State how many lines of the records below contain the word "title", giving the number and nothing else.

▼

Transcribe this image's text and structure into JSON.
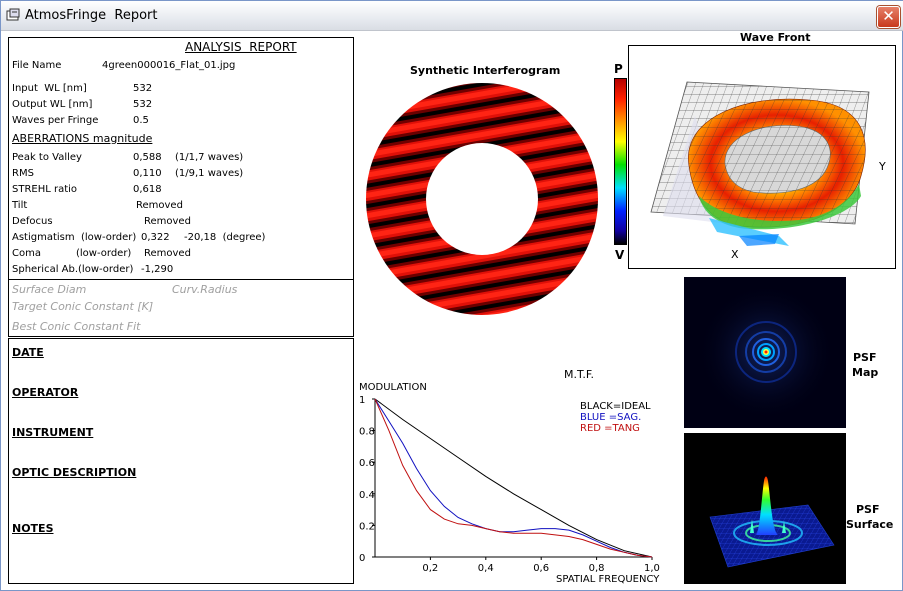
{
  "window": {
    "title": "AtmosFringe  Report",
    "close_glyph": "✕"
  },
  "report": {
    "heading": "ANALYSIS  REPORT",
    "file_name_label": "File Name",
    "file_name_value": "4green000016_Flat_01.jpg",
    "input_wl_label": "Input  WL [nm]",
    "input_wl_value": "532",
    "output_wl_label": "Output WL [nm]",
    "output_wl_value": "532",
    "waves_label": "Waves per Fringe",
    "waves_value": "0.5",
    "aberrations_heading": "ABERRATIONS magnitude",
    "ptv_label": "Peak to Valley",
    "ptv_value": "0,588",
    "ptv_waves": "(1/1,7 waves)",
    "rms_label": "RMS",
    "rms_value": "0,110",
    "rms_waves": "(1/9,1 waves)",
    "strehl_label": "STREHL ratio",
    "strehl_value": "0,618",
    "tilt_label": "Tilt",
    "tilt_value": "Removed",
    "defocus_label": "Defocus",
    "defocus_value": "Removed",
    "astig_label": "Astigmatism  (low-order)",
    "astig_value": "0,322",
    "astig_degree": "-20,18  (degree)",
    "coma_label": "Coma",
    "coma_order": "(low-order)",
    "coma_value": "Removed",
    "spherical_label": "Spherical Ab.(low-order)",
    "spherical_value": "-1,290",
    "surface_diam": "Surface Diam",
    "curv_radius": "Curv.Radius",
    "target_conic": "Target Conic Constant [K]",
    "best_conic": "Best Conic Constant Fit"
  },
  "notes": {
    "date": "DATE",
    "operator": "OPERATOR",
    "instrument": "INSTRUMENT",
    "optic_description": "OPTIC DESCRIPTION",
    "notes": "NOTES"
  },
  "interferogram": {
    "title": "Synthetic Interferogram"
  },
  "colorbar": {
    "top_label": "P",
    "bottom_label": "V"
  },
  "wavefront": {
    "title": "Wave Front",
    "x_label": "X",
    "y_label": "Y"
  },
  "psf": {
    "map_label_1": "PSF",
    "map_label_2": "Map",
    "surface_label_1": "PSF",
    "surface_label_2": "Surface"
  },
  "chart_data": {
    "type": "line",
    "title": "M.T.F.",
    "ylabel": "MODULATION",
    "xlabel": "SPATIAL FREQUENCY",
    "xlim": [
      0,
      1
    ],
    "ylim": [
      0,
      1
    ],
    "x_ticks": [
      "0,2",
      "0,4",
      "0,6",
      "0,8",
      "1,0"
    ],
    "y_ticks": [
      "1",
      "0.8",
      "0.6",
      "0.4",
      "0.2",
      "0"
    ],
    "legend": [
      "BLACK=IDEAL",
      "BLUE  =SAG.",
      "RED    =TANG"
    ],
    "legend_position": "top-right",
    "series": [
      {
        "name": "IDEAL",
        "color": "#000000",
        "x": [
          0,
          0.1,
          0.2,
          0.3,
          0.4,
          0.5,
          0.6,
          0.7,
          0.8,
          0.9,
          1.0
        ],
        "y": [
          1.0,
          0.87,
          0.75,
          0.63,
          0.51,
          0.4,
          0.3,
          0.2,
          0.11,
          0.04,
          0.0
        ]
      },
      {
        "name": "SAG.",
        "color": "#1010c0",
        "x": [
          0,
          0.05,
          0.1,
          0.15,
          0.2,
          0.25,
          0.3,
          0.35,
          0.4,
          0.45,
          0.5,
          0.55,
          0.6,
          0.65,
          0.7,
          0.75,
          0.8,
          0.85,
          0.9,
          0.95,
          1.0
        ],
        "y": [
          1.0,
          0.86,
          0.72,
          0.56,
          0.42,
          0.32,
          0.25,
          0.21,
          0.18,
          0.16,
          0.16,
          0.17,
          0.18,
          0.18,
          0.17,
          0.14,
          0.1,
          0.06,
          0.03,
          0.01,
          0.0
        ]
      },
      {
        "name": "TANG",
        "color": "#c01010",
        "x": [
          0,
          0.05,
          0.1,
          0.15,
          0.2,
          0.25,
          0.3,
          0.35,
          0.4,
          0.45,
          0.5,
          0.55,
          0.6,
          0.65,
          0.7,
          0.75,
          0.8,
          0.85,
          0.9,
          0.95,
          1.0
        ],
        "y": [
          1.0,
          0.8,
          0.58,
          0.42,
          0.3,
          0.24,
          0.21,
          0.2,
          0.18,
          0.16,
          0.15,
          0.15,
          0.15,
          0.14,
          0.13,
          0.11,
          0.08,
          0.05,
          0.03,
          0.01,
          0.0
        ]
      }
    ]
  }
}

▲

* **COMPLETED EXERCISE**: 4